Digital Phishnet graphicYou're checking e-mail and up pops a message. It looks legit—like it's from your bank, Internet Service Provider (ISP), or another business you deal with all the time. But, it's asking for sensitive financial information—your credit card information, social security number, passwords, etc. "Just click on the link below," the message says. But you're suspicious. Is it a ruse? Have you been "phished'?

Chances are you have.

Over the past year, tens of millions of Americans have been targets of bogus e-mails, web pages, and pop-ups seeking personal financial data, making "phishing" one of the fastest growing cyber crimes around.

A word to the wise: err on the side of caution.
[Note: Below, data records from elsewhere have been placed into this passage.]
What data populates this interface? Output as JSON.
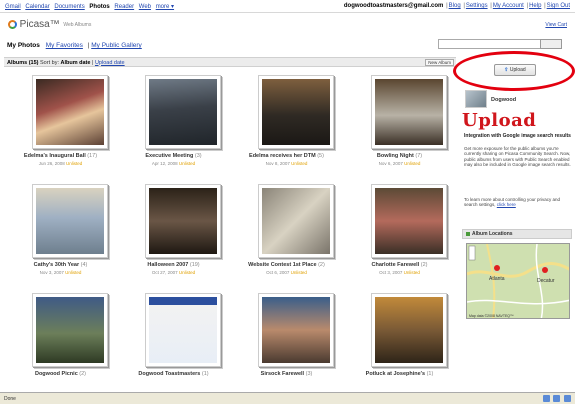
{
  "top_nav": {
    "links": [
      "Gmail",
      "Calendar",
      "Documents",
      "Photos",
      "Reader",
      "Web",
      "more ▾"
    ],
    "active": "Photos",
    "email": "dogwoodtoastmasters@gmail.com",
    "user_links": [
      "Blog",
      "Settings",
      "My Account",
      "Help",
      "Sign Out"
    ]
  },
  "header": {
    "logo_text": "Picasa™",
    "logo_sub": "Web Albums",
    "view_cart": "View Cart"
  },
  "nav_tabs": {
    "current": "My Photos",
    "links": [
      "My Favorites",
      "My Public Gallery"
    ]
  },
  "album_bar": {
    "count_label": "Albums (15)",
    "sort_label": "Sort by:",
    "sort_value": "Album date",
    "upload_date": "Upload date",
    "new_album": "New Album"
  },
  "albums": [
    {
      "title": "Edelma's Inaugural Ball",
      "count": "(17)",
      "date": "Jun 26, 2008",
      "access": "Unlisted"
    },
    {
      "title": "Executive Meeting",
      "count": "(3)",
      "date": "Apr 12, 2008",
      "access": "Unlisted"
    },
    {
      "title": "Edelma receives her DTM",
      "count": "(5)",
      "date": "Nov 8, 2007",
      "access": "Unlisted"
    },
    {
      "title": "Bowling Night",
      "count": "(7)",
      "date": "Nov 6, 2007",
      "access": "Unlisted"
    },
    {
      "title": "Cathy's 30th Year",
      "count": "(4)",
      "date": "Nov 3, 2007",
      "access": "Unlisted"
    },
    {
      "title": "Halloween 2007",
      "count": "(19)",
      "date": "Oct 27, 2007",
      "access": "Unlisted"
    },
    {
      "title": "Website Contest 1st Place",
      "count": "(2)",
      "date": "Oct 6, 2007",
      "access": "Unlisted"
    },
    {
      "title": "Charlotte Farewell",
      "count": "(2)",
      "date": "Oct 3, 2007",
      "access": "Unlisted"
    },
    {
      "title": "Dogwood Picnic",
      "count": "(2)",
      "date": "",
      "access": ""
    },
    {
      "title": "Dogwood Toastmasters",
      "count": "(1)",
      "date": "",
      "access": ""
    },
    {
      "title": "Sirsock Farewell",
      "count": "(3)",
      "date": "",
      "access": ""
    },
    {
      "title": "Potluck at Josephine's",
      "count": "(1)",
      "date": "",
      "access": ""
    }
  ],
  "sidebar": {
    "upload_button": "Upload",
    "user_name": "Dogwood",
    "annotation": "Upload",
    "heading": "Integration with Google image search results",
    "body": "Get more exposure for the public albums you're currently sharing on Picasa Community Search. Now, public albums from users with Public Search enabled may also be included in Google image search results.",
    "more_text": "To learn more about controlling your privacy and search settings,",
    "more_link": "click here",
    "locations_label": "Album Locations",
    "map_places": [
      "Atlanta",
      "Decatur"
    ],
    "map_credit": "Map data ©2008 NAVTEQ™"
  },
  "statusbar": {
    "text": "Done"
  },
  "colors": {
    "link": "#2147b0",
    "annotation_red": "#e3000f",
    "unlisted": "#e0a000"
  }
}
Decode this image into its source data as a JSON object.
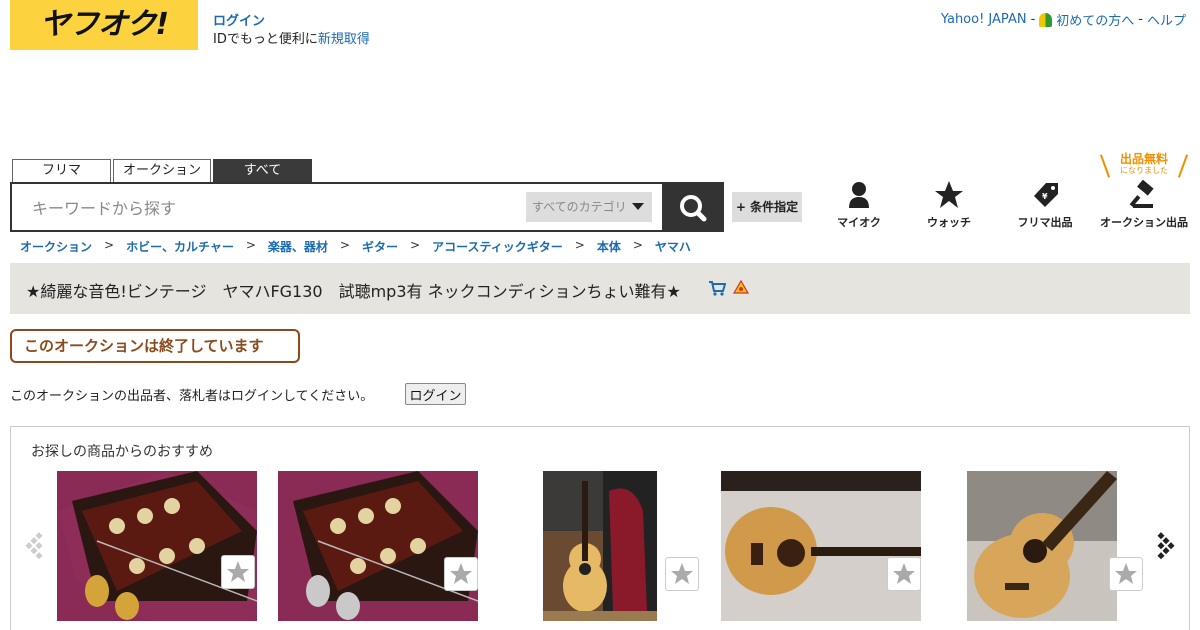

Don't respond to unsolicited e-mails asking for your financial secrets. Visit our Internet tip page for more details and advice.

What's being done to stop these scams and find the culprits? Plenty. In fact, the FBI and its partners recently launched a proactive, groundbreaking operation called "Digital PhishNet."

Our team includes more than 50 cyber experts from:

  • Five major e-commerce and technology companies (like Microsoft and VeriSign).
  • Four top ISPs (such as AOL and EarthLink).
  • Nine of the top 10 U.S. banks and financial service providers.
  • Key federal law enforcement agencies: the Secret Service, the Federal Trade Commission, the U.S. Postal Inspection Service, and the FBI.
  • And the National Cyber-Forensics & Training Alliance (NCFTA) in Pittsburgh, which also serves as Digital PhishNet's home base.

The hallmark of Digital PhishNet? Real-time information sharing and analysis.

It works like this: Members of private industry or law enforcement get wind of a scheme. They quickly forward the details electronically to the Digital PhishNet team. The team digs further and makes a preliminary intelligence assessment. Then, it prioritizes the attack based on the universe of threats, comes up with a proactive targeting strategy, and refers the case to appropriate law enforcement agencies. An investigation is launched, with other partners pitching in as needed.

It all happens at lightening speed ... because it has to. Phishers often create and take down these phony sites over the course of just a few days.

Since many phishing schemes are launched overseas, we're also working with our international partners. That includes cyber training for law enforcement in places like Nigeria and Hungary, with more planned in the Far East and other areas.

The bottom line? Phishing is already becoming a more dangerous sport. Thanks to Digital PhishNet, arrests have been made in the U.S., Eastern Europe, and South America. Stay tuned for more!

Links: File a Complaint through the Internet Crime Complaint Center | FBI Cyber Program homepage